The Purpose of My Life

Many times I have read high-reaching exhortations in Scripture like “seek first the Kingdom of God,” and “remain in my love,” and “love one another as I have loved you,” and “be anxious for nothing,” to name only a few. Not only do I read them, but I also agree with them and pray that I would understand them more. Yet I realize that my reading, agreeing with, and to some degree understanding these truths pale in the face of being transformed by them and allowing them to become part of who I am. 

When Fr. Walter Ciszek was taken prisoner in communist Russia during WWII, he was stripped of everything. He lost material possessions, communication with loved ones, familiar routines and comforts, and the freedoms we so often take for granted. He could no longer decide where to go, what to talk about with the people around him, or even basic things like when to go to the bathroom. Yet in his book, He Leadeth Me, Fr. Ciszek describes his captivity as a time when God led him to a place of true interior freedom. It was the constricting circumstances themselves that served as the backdrop for God to teach him great lessons of love and trust and faith:

Through the long years of isolation and suffering, God has led me to an understanding of life and his love that only those who have experienced it can fathom.
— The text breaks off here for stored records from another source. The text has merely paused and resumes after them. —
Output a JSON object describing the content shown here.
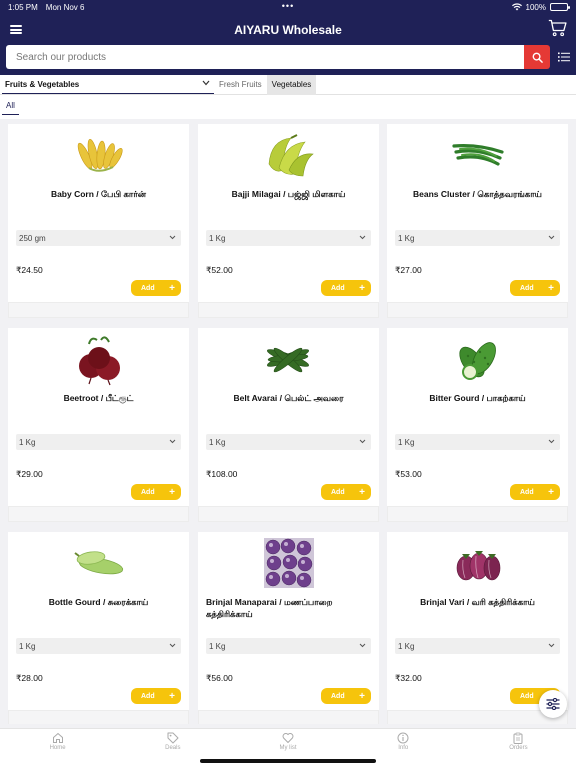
{
  "status": {
    "time": "1:05 PM",
    "date": "Mon Nov 6",
    "dots": "•••",
    "battery": "100%"
  },
  "header": {
    "title": "AIYARU Wholesale"
  },
  "search": {
    "placeholder": "Search our products"
  },
  "filters": {
    "category": "Fruits & Vegetables",
    "subtabs": [
      {
        "label": "Fresh Fruits"
      },
      {
        "label": "Vegetables"
      }
    ],
    "active_subtab": "Vegetables",
    "all_tab": "All"
  },
  "products": [
    {
      "name": "Baby Corn / பேபி கார்ன்",
      "unit": "250 gm",
      "price": "₹24.50",
      "add": "Add",
      "icon": "baby-corn-image"
    },
    {
      "name": "Bajji Milagai / பஜ்ஜி மிளகாய்",
      "unit": "1 Kg",
      "price": "₹52.00",
      "add": "Add",
      "icon": "bajji-chilli-image"
    },
    {
      "name": "Beans Cluster / கொத்தவரங்காய்",
      "unit": "1 Kg",
      "price": "₹27.00",
      "add": "Add",
      "icon": "cluster-beans-image"
    },
    {
      "name": "Beetroot / பீட்ரூட்",
      "unit": "1 Kg",
      "price": "₹29.00",
      "add": "Add",
      "icon": "beetroot-image"
    },
    {
      "name": "Belt Avarai / பெல்ட் அவரை",
      "unit": "1 Kg",
      "price": "₹108.00",
      "add": "Add",
      "icon": "belt-avarai-image"
    },
    {
      "name": "Bitter Gourd / பாகற்காய்",
      "unit": "1 Kg",
      "price": "₹53.00",
      "add": "Add",
      "icon": "bitter-gourd-image"
    },
    {
      "name": "Bottle Gourd / சுரைக்காய்",
      "unit": "1 Kg",
      "price": "₹28.00",
      "add": "Add",
      "icon": "bottle-gourd-image"
    },
    {
      "name": "Brinjal Manaparai / மணப்பாறை கத்திரிக்காய்",
      "unit": "1 Kg",
      "price": "₹56.00",
      "add": "Add",
      "icon": "brinjal-manaparai-image"
    },
    {
      "name": "Brinjal Vari / வரி கத்திரிக்காய்",
      "unit": "1 Kg",
      "price": "₹32.00",
      "add": "Add",
      "icon": "brinjal-vari-image"
    }
  ],
  "nav": [
    {
      "label": "Home",
      "icon": "home-icon"
    },
    {
      "label": "Deals",
      "icon": "tag-icon"
    },
    {
      "label": "My list",
      "icon": "heart-icon"
    },
    {
      "label": "Info",
      "icon": "info-icon"
    },
    {
      "label": "Orders",
      "icon": "clipboard-icon"
    }
  ],
  "colors": {
    "header": "#1f2157",
    "search_button": "#e53935",
    "add_button": "#f6c40c"
  }
}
He had stripped away from me many of the external consolations, physical and religious, that men rely on and had left me with a core of seemingly simple truths to guide me. And yet what a profound difference they had made in my life, what strength they gave me, what courage to go on! I wanted to tell others about them – indeed, I felt one reason that God in his providence had brought me safely home was so that I might help others understand these truths a little better.
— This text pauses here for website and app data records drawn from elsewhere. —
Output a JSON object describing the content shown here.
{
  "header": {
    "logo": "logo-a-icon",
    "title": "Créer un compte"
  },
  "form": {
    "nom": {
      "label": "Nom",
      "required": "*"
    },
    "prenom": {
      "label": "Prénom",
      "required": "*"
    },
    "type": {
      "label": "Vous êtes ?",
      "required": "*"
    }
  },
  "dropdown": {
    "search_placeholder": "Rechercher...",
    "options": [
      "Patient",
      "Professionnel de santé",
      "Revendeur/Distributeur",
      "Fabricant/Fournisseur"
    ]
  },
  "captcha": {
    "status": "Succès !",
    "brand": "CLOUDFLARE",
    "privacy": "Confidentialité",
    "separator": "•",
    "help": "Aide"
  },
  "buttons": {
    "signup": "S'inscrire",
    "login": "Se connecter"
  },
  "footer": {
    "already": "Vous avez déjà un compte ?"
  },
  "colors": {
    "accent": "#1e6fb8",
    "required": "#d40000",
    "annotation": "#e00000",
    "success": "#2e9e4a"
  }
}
After voluntarily entering Russia with the desire to share his faith with a needy people, Fr. Ciszek describes a time of great disappointment in realizing that no one would allow him to speak about religion or God for fear of government retaliation. His entire reason for going to Russia, as he discerned it, was nullified by the insurmountable obstacle of imposed silence. And then he came to a simple, yet profound truth: the sole purpose of him being in Russia, and indeed of his entire life, was to do the will of God. 

…not the will of God as we might wish it, or as we might have envisioned it, or as we thought in our poor human wisdom it ought to be. But rather the will of God as God envisioned it and revealed it to us each day in the created situations with which he presented us…. [T]o grasp this divine truth, simple as it sounds, and to work at it, to face each moment of every day in the light of its inspiration, to attempt, insofar as we can, to recall it in every situation and circumstance of our daily lives, to labor day in and day out to make it the sole principle by which our every action is guided and towards which we aim, is to come to know at last true joy and peace of heart, secure in the knowledge we are attempting always and in everything to do God’s will, the only purpose ultimately for which we exist, the end for which alone we were created. There is no greater security a man could ask, no greater serenity a man can know.
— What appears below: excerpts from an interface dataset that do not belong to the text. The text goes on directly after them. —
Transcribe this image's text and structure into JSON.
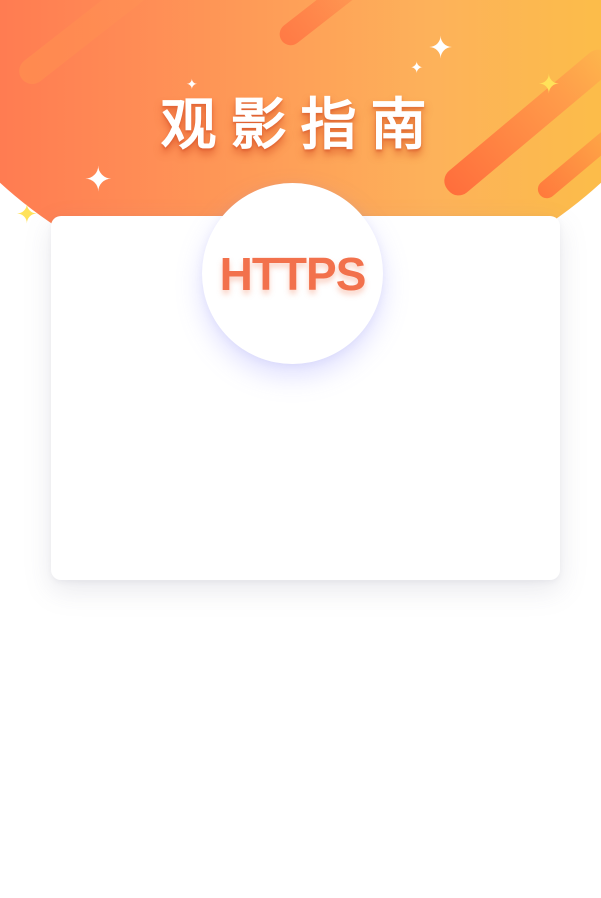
{
  "header": {
    "title": "观影指南"
  },
  "badge": {
    "label": "HTTPS"
  },
  "decorations": {
    "sparkle_glyph": "✦",
    "icons": [
      "sparkle-icon",
      "light-streak"
    ]
  },
  "colors": {
    "banner_left": "#ff6a4d",
    "banner_right": "#fbc63a",
    "badge_text": "#f2714c",
    "card_background": "#ffffff",
    "page_background": "#ffffff"
  }
}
Fr. Ciszek’s dire circumstances offered him the privilege of learning these truths deeply and intimately. My life does not offer me the same circumstances, and I cannot honestly say that I wish for them. Yet I do intensely long for Jesus and his truths. And then, in praying and reflecting on He Leadeth Me, I suddenly realized with incredible hope and joy, that even though my life does not include the trials that Fr. Ciszek endured, I can still apply this divine truth of knowing that I exist to do the will of God, to my mundane life. In my everyday interactions with others, beginning with those closest to me, I can be an instrument of God’s love. I can seek to glorify Jesus in every encounter I have with others, especially in the most difficult interactions. When I am tired, feel overworked or mistreated in any way, I can choose to respond with the love of Christ and thereby seek in all things to glorify God. 

“So, whether you eat or drink, or whatever you do, do all to the glory of God” (I Cor. 10:31). 


By Adriana Gonzalez